That would be zero.
None. Among pitchers 30 and younger, Aaron Nola has the most victories with 78.
The win is going away. Maybe you mourn it. Maybe you don’t care. But it’s going away.
The Toy gives five pitchers a percentage chance of getting to 300 wins. And while I appreciate the math, I’m simply not buying that Adam Wainwright, with 196 wins, or Clayton Kershaw, with 197, have any chance at all at winning 300. I don’t think either one of them has any intention of sticking around long enough for that to happen.
That leaves three. The Toy gives Gerrit Cole a 4% chance of winning 300. He has 130 wins and he turned 32 in September. If he averaged 15 wins per year, it would take him until age 44 to do it, so I suppose that’s not entirely out of the question. Yeah, a 4% chance seems reasonable.
Second on the list is Max Scherzer, who has 201 wins at age 38. The Toy gives him a 5% chance.

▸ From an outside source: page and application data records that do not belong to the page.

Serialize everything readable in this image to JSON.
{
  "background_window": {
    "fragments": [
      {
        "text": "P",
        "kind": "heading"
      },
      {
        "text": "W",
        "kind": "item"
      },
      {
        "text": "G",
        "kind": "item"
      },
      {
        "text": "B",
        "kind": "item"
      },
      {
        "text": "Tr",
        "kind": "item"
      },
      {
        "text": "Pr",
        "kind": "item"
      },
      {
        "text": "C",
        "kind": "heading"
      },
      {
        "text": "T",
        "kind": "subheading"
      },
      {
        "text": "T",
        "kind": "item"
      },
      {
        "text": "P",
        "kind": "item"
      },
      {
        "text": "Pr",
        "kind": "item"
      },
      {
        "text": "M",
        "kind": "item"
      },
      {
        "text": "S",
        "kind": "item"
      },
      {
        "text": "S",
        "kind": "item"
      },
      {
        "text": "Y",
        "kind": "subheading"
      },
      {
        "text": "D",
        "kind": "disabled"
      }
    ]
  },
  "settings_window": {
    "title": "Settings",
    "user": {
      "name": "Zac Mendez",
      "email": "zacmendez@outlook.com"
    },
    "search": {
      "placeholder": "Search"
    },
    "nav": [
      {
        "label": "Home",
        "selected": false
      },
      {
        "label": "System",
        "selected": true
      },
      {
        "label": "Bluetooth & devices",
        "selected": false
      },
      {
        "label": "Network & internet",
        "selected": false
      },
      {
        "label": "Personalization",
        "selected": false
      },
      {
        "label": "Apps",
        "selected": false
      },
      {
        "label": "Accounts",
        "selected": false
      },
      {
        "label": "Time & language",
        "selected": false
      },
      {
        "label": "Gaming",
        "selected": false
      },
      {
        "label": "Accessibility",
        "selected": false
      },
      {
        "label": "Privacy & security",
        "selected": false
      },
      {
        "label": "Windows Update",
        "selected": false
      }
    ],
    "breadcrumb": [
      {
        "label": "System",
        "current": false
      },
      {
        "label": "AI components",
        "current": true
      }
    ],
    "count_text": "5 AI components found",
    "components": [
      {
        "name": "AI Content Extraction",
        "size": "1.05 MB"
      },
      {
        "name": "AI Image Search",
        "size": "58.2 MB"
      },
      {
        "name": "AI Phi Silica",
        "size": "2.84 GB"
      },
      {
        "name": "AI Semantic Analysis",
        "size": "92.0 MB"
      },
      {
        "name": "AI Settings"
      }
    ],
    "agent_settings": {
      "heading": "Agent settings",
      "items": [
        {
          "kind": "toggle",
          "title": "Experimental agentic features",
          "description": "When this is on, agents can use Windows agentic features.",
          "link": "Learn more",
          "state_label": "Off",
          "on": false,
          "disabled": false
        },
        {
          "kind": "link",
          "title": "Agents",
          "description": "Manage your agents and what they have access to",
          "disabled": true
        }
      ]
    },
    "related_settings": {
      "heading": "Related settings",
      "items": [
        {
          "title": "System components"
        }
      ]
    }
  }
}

He needs 99 wins, and again, if you had him average 15 victories per season, that would mean he’d also get there at age 44. But his circumstances are a lot different. Mad Max is still great, but only in small doses; his days of making 30 starts a year are surely over. His job with the Mets is to be a playoff factor, and that means he needs to be fresh for October. I don’t think he has a 5% chance of winning 300.
And finally — there’s Justin Verlander. He has 244 career wins, and he’s coming off a Cy Young season in which he led the league with 18 victories. The Toy gives him a 29% chance of getting to 300, and I’d say that percentage might even be a little bit light because Verlander has made it clear that he WANTS to win 300, which means he is likely to insist on circumstances that help him get there.
What would those circumstances be? Well, he will surely want to play for a really good team. He will want to pitch regularly, but also with enough rest to stay strong.
I mean, look, it’s still a bit of a longshot. Verlander needs 56 more victories. The only two 300-game winners who headed into their 40s needing so many victories are Randy Johnson (who had 230) and Phil Niekro (who had 197). Niekro is probably not relevant here, but Verlander can look to Randy Johnson’s example.
Big Unit led the league in starts, strikeouts and FIP at age 40 and then pitched so-so baseball for five more years with the Yankees, Diamondbacks and Giants*. He just kept on going. If Verlander can do that, he can get there.
*Do you remember Randy Johnson with the Giants? I don’t.